Published July 12, 2012
Late Wednesday afternoon, the business district in old downtown Willoughby was crowded with diners and people relaxing on benches along Erie Street.
Many of the men and women, who were enjoying the beautiful weather, were also texting and tweeting on their cellphones.
Little did they know, new research shows they were all experiencing a significant biological reaction, Fox 8 Cleveland reported.
According to a study conducted by Dr. Paul Zak at Claremont Graduate University in California, humans release oxytocin also known as the “love hormone” while communicating through social media websites, and instant and text messaging.
“The brain doesn’t really distinguish between real interaction and texting,” said Zak.

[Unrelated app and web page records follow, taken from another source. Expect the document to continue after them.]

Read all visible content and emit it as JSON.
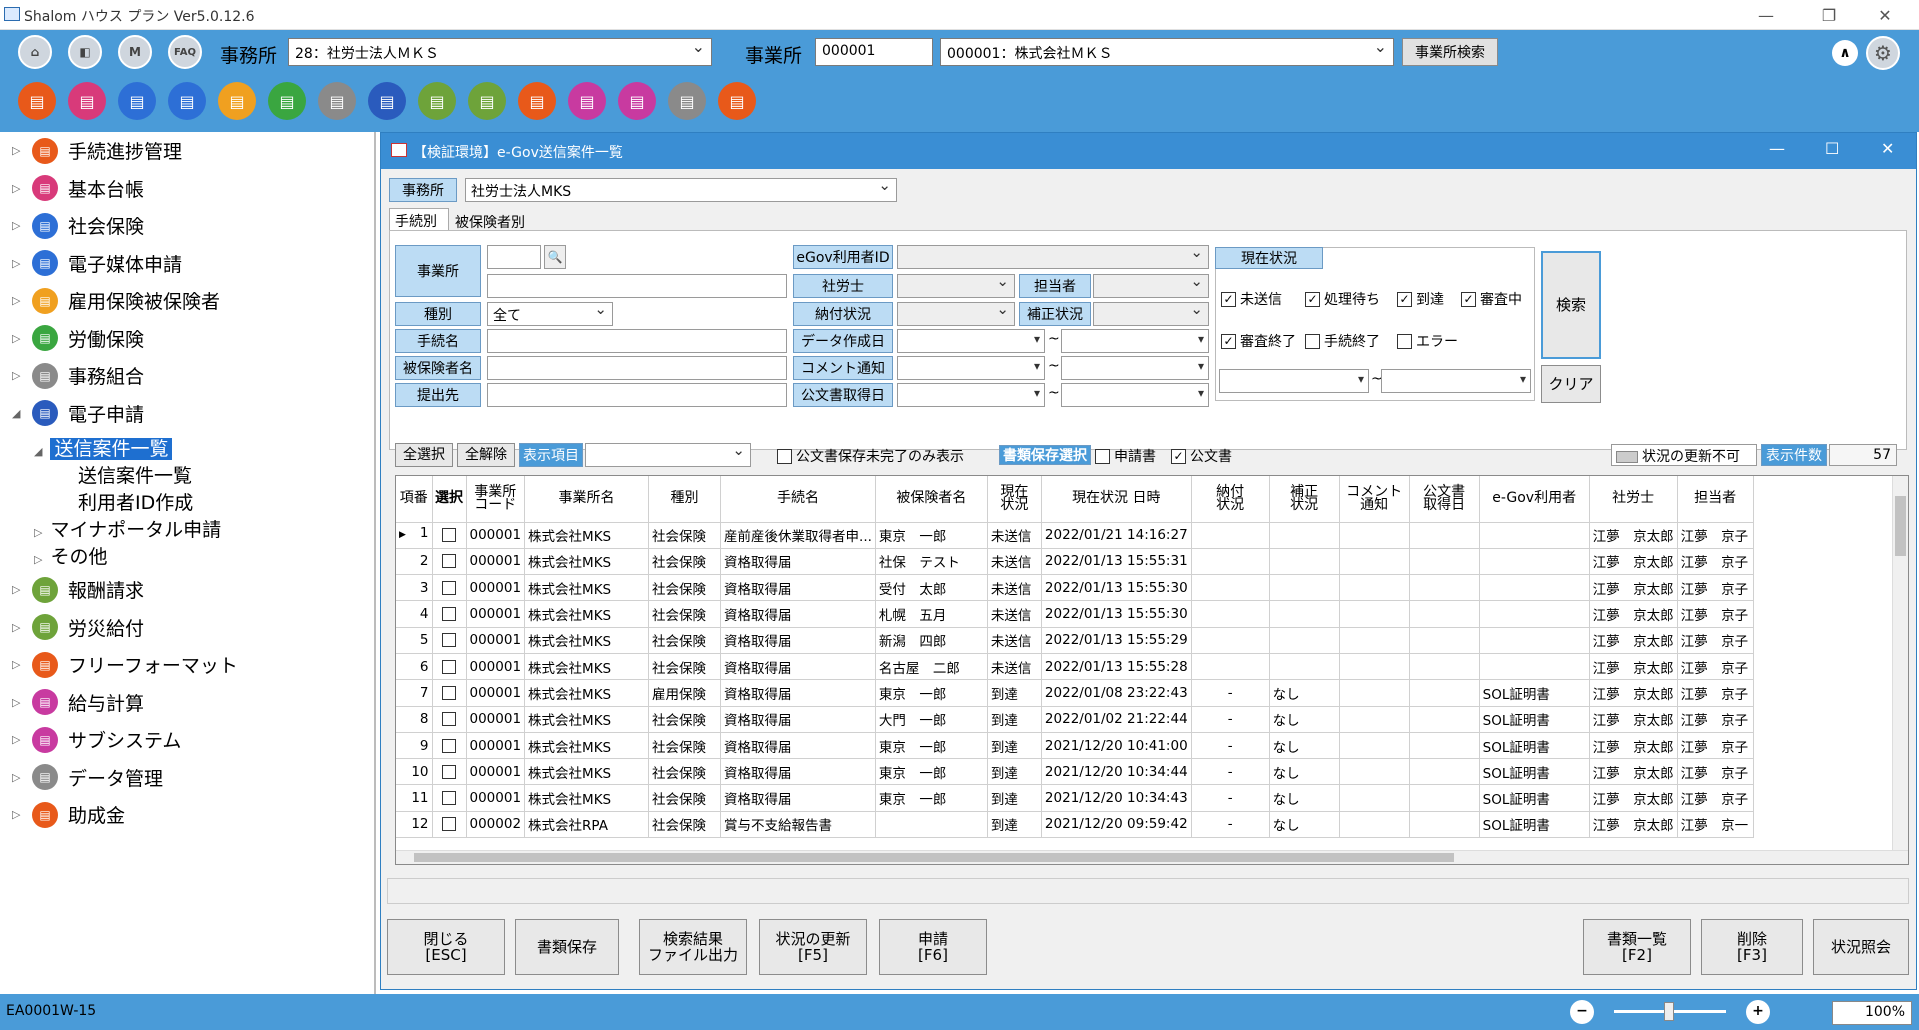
{
  "app": {
    "title": "Shalom ハウス プラン Ver5.0.12.6"
  },
  "header": {
    "icons": [
      "home-icon",
      "back-icon",
      "m-icon",
      "faq-icon"
    ],
    "icon_labels": {
      "m": "M",
      "faq": "FAQ"
    },
    "office_label": "事務所",
    "office_value": "28：社労士法人ＭＫＳ",
    "establishment_label": "事業所",
    "establishment_code": "000001",
    "establishment_value": "000001：株式会社ＭＫＳ",
    "search_button": "事業所検索",
    "toolbar_colors": [
      "#e8591a",
      "#d83a7a",
      "#2d6fd6",
      "#2d6fd6",
      "#f0a020",
      "#3aa640",
      "#8a8a8a",
      "#2a5bbd",
      "#6ea33a",
      "#6ea33a",
      "#e8591a",
      "#c83aa0",
      "#c83aa0",
      "#8a8a8a",
      "#e8591a"
    ]
  },
  "sidebar": {
    "items": [
      {
        "label": "手続進捗管理",
        "color": "#e8591a"
      },
      {
        "label": "基本台帳",
        "color": "#d83a7a"
      },
      {
        "label": "社会保険",
        "color": "#2d6fd6"
      },
      {
        "label": "電子媒体申請",
        "color": "#2d6fd6"
      },
      {
        "label": "雇用保険被保険者",
        "color": "#f0a020"
      },
      {
        "label": "労働保険",
        "color": "#3aa640"
      },
      {
        "label": "事務組合",
        "color": "#8a8a8a"
      },
      {
        "label": "電子申請",
        "color": "#2a5bbd"
      }
    ],
    "sub": {
      "selected": "送信案件一覧",
      "children": [
        "送信案件一覧",
        "利用者ID作成"
      ],
      "others": [
        "マイナポータル申請",
        "その他"
      ]
    },
    "items2": [
      {
        "label": "報酬請求",
        "color": "#6ea33a"
      },
      {
        "label": "労災給付",
        "color": "#6ea33a"
      },
      {
        "label": "フリーフォーマット",
        "color": "#e8591a"
      },
      {
        "label": "給与計算",
        "color": "#c83aa0"
      },
      {
        "label": "サブシステム",
        "color": "#c83aa0"
      },
      {
        "label": "データ管理",
        "color": "#8a8a8a"
      },
      {
        "label": "助成金",
        "color": "#e8591a"
      }
    ]
  },
  "window": {
    "title": "【検証環境】e-Gov送信案件一覧",
    "office_label": "事務所",
    "office_value": "社労士法人MKS",
    "tabs": [
      "手続別",
      "被保険者別"
    ],
    "form": {
      "jigyosho": "事業所",
      "shubetsu": "種別",
      "shubetsu_value": "全て",
      "tetsuzuki": "手続名",
      "hihokensha": "被保険者名",
      "teishutsu": "提出先",
      "egov_id": "eGov利用者ID",
      "sharoushi": "社労士",
      "tantou": "担当者",
      "nofu": "納付状況",
      "hosei": "補正状況",
      "data_date": "データ作成日",
      "comment": "コメント通知",
      "koubun": "公文書取得日",
      "tilde": "~",
      "status_label": "現在状況",
      "status_checks": [
        {
          "label": "未送信",
          "checked": true
        },
        {
          "label": "処理待ち",
          "checked": true
        },
        {
          "label": "到達",
          "checked": true
        },
        {
          "label": "審査中",
          "checked": true
        },
        {
          "label": "審査終了",
          "checked": true
        },
        {
          "label": "手続終了",
          "checked": false
        },
        {
          "label": "エラー",
          "checked": false
        }
      ],
      "search_button": "検索",
      "clear_button": "クリア"
    },
    "grid_toolbar": {
      "select_all": "全選択",
      "deselect_all": "全解除",
      "display_items": "表示項目",
      "only_incomplete": "公文書保存未完了のみ表示",
      "doc_save_select": "書類保存選択",
      "shinseisho": "申請書",
      "koubunsho": "公文書",
      "status_no_update": "状況の更新不可",
      "count_label": "表示件数",
      "count_value": "57"
    },
    "columns": [
      "項番",
      "選択",
      "事業所\nコード",
      "事業所名",
      "種別",
      "手続名",
      "被保険者名",
      "現在\n状況",
      "現在状況 日時",
      "納付\n状況",
      "補正\n状況",
      "コメント\n通知",
      "公文書\n取得日",
      "e-Gov利用者",
      "社労士",
      "担当者"
    ],
    "rows": [
      [
        "1",
        "000001",
        "株式会社MKS",
        "社会保険",
        "産前産後休業取得者申...",
        "東京　一郎",
        "未送信",
        "2022/01/21 14:16:27",
        "",
        "",
        "",
        "",
        "",
        "江夢　京太郎",
        "江夢　京子"
      ],
      [
        "2",
        "000001",
        "株式会社MKS",
        "社会保険",
        "資格取得届",
        "社保　テスト",
        "未送信",
        "2022/01/13 15:55:31",
        "",
        "",
        "",
        "",
        "",
        "江夢　京太郎",
        "江夢　京子"
      ],
      [
        "3",
        "000001",
        "株式会社MKS",
        "社会保険",
        "資格取得届",
        "受付　太郎",
        "未送信",
        "2022/01/13 15:55:30",
        "",
        "",
        "",
        "",
        "",
        "江夢　京太郎",
        "江夢　京子"
      ],
      [
        "4",
        "000001",
        "株式会社MKS",
        "社会保険",
        "資格取得届",
        "札幌　五月",
        "未送信",
        "2022/01/13 15:55:30",
        "",
        "",
        "",
        "",
        "",
        "江夢　京太郎",
        "江夢　京子"
      ],
      [
        "5",
        "000001",
        "株式会社MKS",
        "社会保険",
        "資格取得届",
        "新潟　四郎",
        "未送信",
        "2022/01/13 15:55:29",
        "",
        "",
        "",
        "",
        "",
        "江夢　京太郎",
        "江夢　京子"
      ],
      [
        "6",
        "000001",
        "株式会社MKS",
        "社会保険",
        "資格取得届",
        "名古屋　二郎",
        "未送信",
        "2022/01/13 15:55:28",
        "",
        "",
        "",
        "",
        "",
        "江夢　京太郎",
        "江夢　京子"
      ],
      [
        "7",
        "000001",
        "株式会社MKS",
        "雇用保険",
        "資格取得届",
        "東京　一郎",
        "到達",
        "2022/01/08 23:22:43",
        "-",
        "なし",
        "",
        "",
        "SOL証明書",
        "江夢　京太郎",
        "江夢　京子"
      ],
      [
        "8",
        "000001",
        "株式会社MKS",
        "社会保険",
        "資格取得届",
        "大門　一郎",
        "到達",
        "2022/01/02 21:22:44",
        "-",
        "なし",
        "",
        "",
        "SOL証明書",
        "江夢　京太郎",
        "江夢　京子"
      ],
      [
        "9",
        "000001",
        "株式会社MKS",
        "社会保険",
        "資格取得届",
        "東京　一郎",
        "到達",
        "2021/12/20 10:41:00",
        "-",
        "なし",
        "",
        "",
        "SOL証明書",
        "江夢　京太郎",
        "江夢　京子"
      ],
      [
        "10",
        "000001",
        "株式会社MKS",
        "社会保険",
        "資格取得届",
        "東京　一郎",
        "到達",
        "2021/12/20 10:34:44",
        "-",
        "なし",
        "",
        "",
        "SOL証明書",
        "江夢　京太郎",
        "江夢　京子"
      ],
      [
        "11",
        "000001",
        "株式会社MKS",
        "社会保険",
        "資格取得届",
        "東京　一郎",
        "到達",
        "2021/12/20 10:34:43",
        "-",
        "なし",
        "",
        "",
        "SOL証明書",
        "江夢　京太郎",
        "江夢　京子"
      ],
      [
        "12",
        "000002",
        "株式会社RPA",
        "社会保険",
        "賞与不支給報告書",
        "",
        "到達",
        "2021/12/20 09:59:42",
        "-",
        "なし",
        "",
        "",
        "SOL証明書",
        "江夢　京太郎",
        "江夢　京一"
      ]
    ],
    "buttons": {
      "close": "閉じる\n[ESC]",
      "save_docs": "書類保存",
      "export": "検索結果\nファイル出力",
      "update_status": "状況の更新\n[F5]",
      "apply": "申請\n[F6]",
      "doc_list": "書類一覧\n[F2]",
      "delete": "削除\n[F3]",
      "inquiry": "状況照会"
    }
  },
  "statusbar": {
    "code": "EA0001W-15",
    "zoom": "100%"
  }
}
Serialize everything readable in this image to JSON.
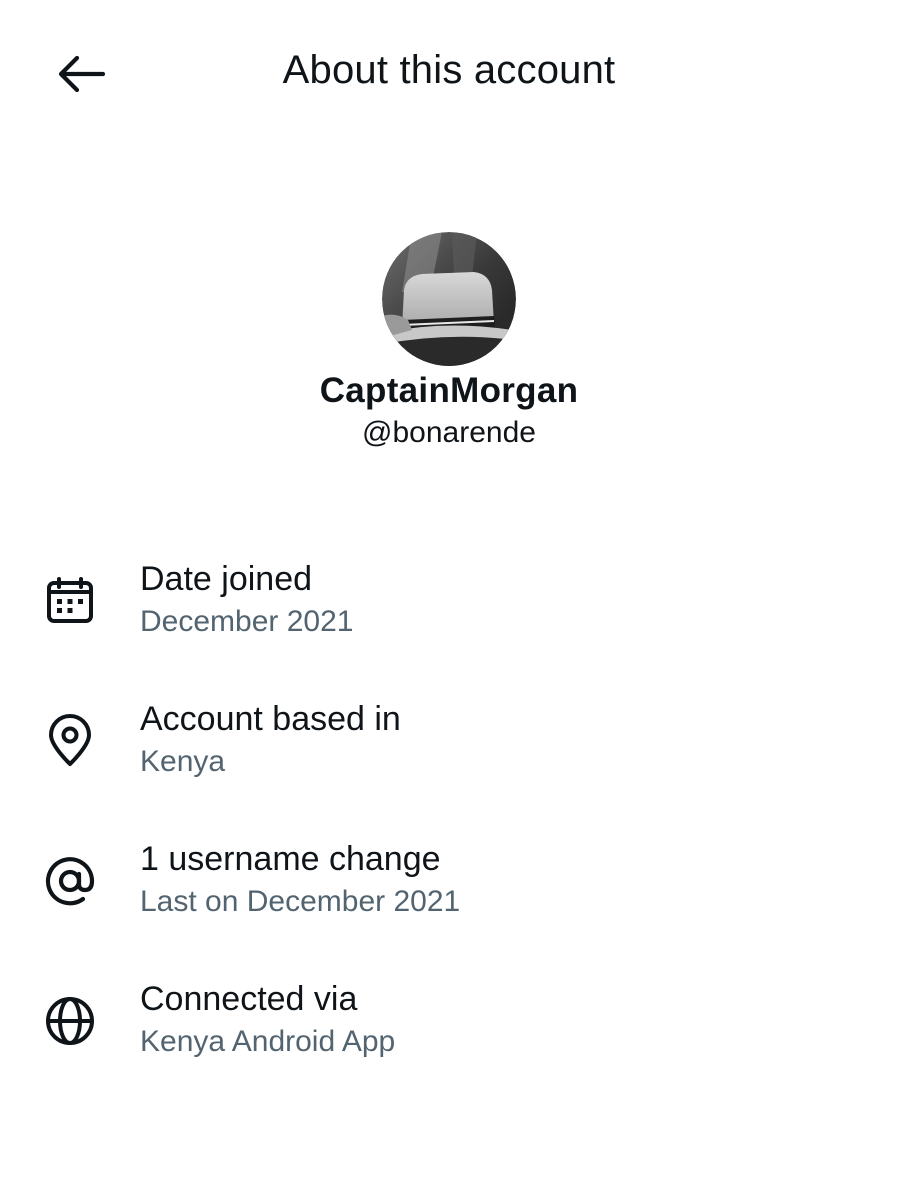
{
  "header": {
    "back_icon": "arrow-left-icon",
    "title": "About this account"
  },
  "profile": {
    "avatar_icon": "avatar-photo-hat",
    "display_name": "CaptainMorgan",
    "handle": "@bonarende"
  },
  "info": [
    {
      "icon": "calendar-icon",
      "label": "Date joined",
      "value": "December 2021"
    },
    {
      "icon": "location-pin-icon",
      "label": "Account based in",
      "value": "Kenya"
    },
    {
      "icon": "at-sign-icon",
      "label": "1 username change",
      "value": "Last on December 2021"
    },
    {
      "icon": "globe-icon",
      "label": "Connected via",
      "value": "Kenya Android App"
    }
  ],
  "colors": {
    "primary_text": "#0f1419",
    "secondary_text": "#536471",
    "background": "#ffffff"
  }
}
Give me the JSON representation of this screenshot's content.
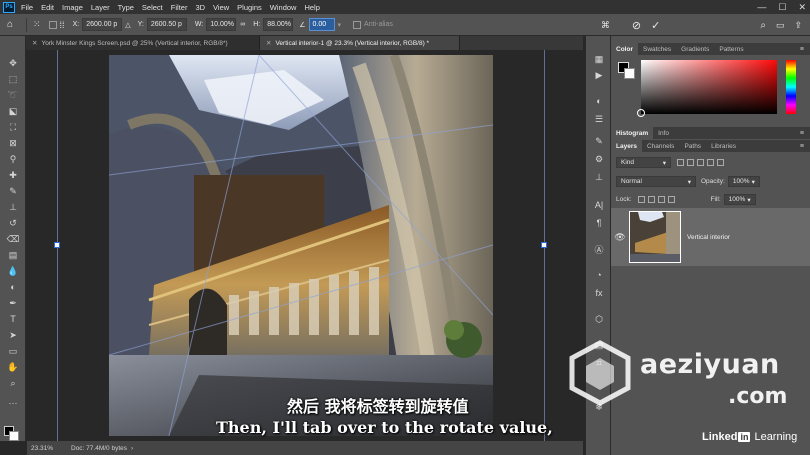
{
  "app": {
    "logo": "Ps"
  },
  "menu": [
    "File",
    "Edit",
    "Image",
    "Layer",
    "Type",
    "Select",
    "Filter",
    "3D",
    "View",
    "Plugins",
    "Window",
    "Help"
  ],
  "options_bar": {
    "x_label": "X:",
    "x_value": "2600.00 p",
    "y_label": "Y:",
    "y_value": "2600.50 p",
    "w_label": "W:",
    "w_value": "10.00%",
    "h_label": "H:",
    "h_value": "88.00%",
    "angle_value": "0.00",
    "antialias_label": "Anti-alias"
  },
  "tabs": [
    {
      "label": "York Minster Kings Screen.psd @ 25% (Vertical interior, RGB/8*)",
      "active": false
    },
    {
      "label": "Vertical interior-1 @ 23.3% (Vertical interior, RGB/8) *",
      "active": true
    }
  ],
  "status": {
    "zoom": "23.31%",
    "doc": "Doc: 77.4M/0 bytes"
  },
  "subtitles": {
    "chinese": "然后 我将标签转到旋转值",
    "english": "Then, I'll tab over to the rotate value,"
  },
  "panels": {
    "color_tabs": [
      "Color",
      "Swatches",
      "Gradients",
      "Patterns"
    ],
    "info_tabs": [
      "Histogram",
      "Info"
    ],
    "layer_tabs": [
      "Layers",
      "Channels",
      "Paths",
      "Libraries"
    ],
    "kind_placeholder": "Kind",
    "blend_mode": "Normal",
    "opacity_label": "Opacity:",
    "opacity_value": "100%",
    "lock_label": "Lock:",
    "fill_label": "Fill:",
    "fill_value": "100%",
    "layer_name": "Vertical interior"
  },
  "watermark": {
    "site": "aeziyuan",
    "tld": ".com"
  },
  "brand": {
    "linked": "Linked",
    "in": "in",
    "learning": "Learning"
  },
  "colors": {
    "selection_blue": "#2b5e9f",
    "panel_gray": "#535353",
    "canvas_bg": "#282828"
  }
}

Oxytocin is a hormone that is also released during sex, causing people, especially women to feel a greater bond for their partner.
It also helps reduce cortisol which is the primary stress hormone and has been known to influence a person’s charitable giving.
According to the research, women release 20 percent more oxytocin then men.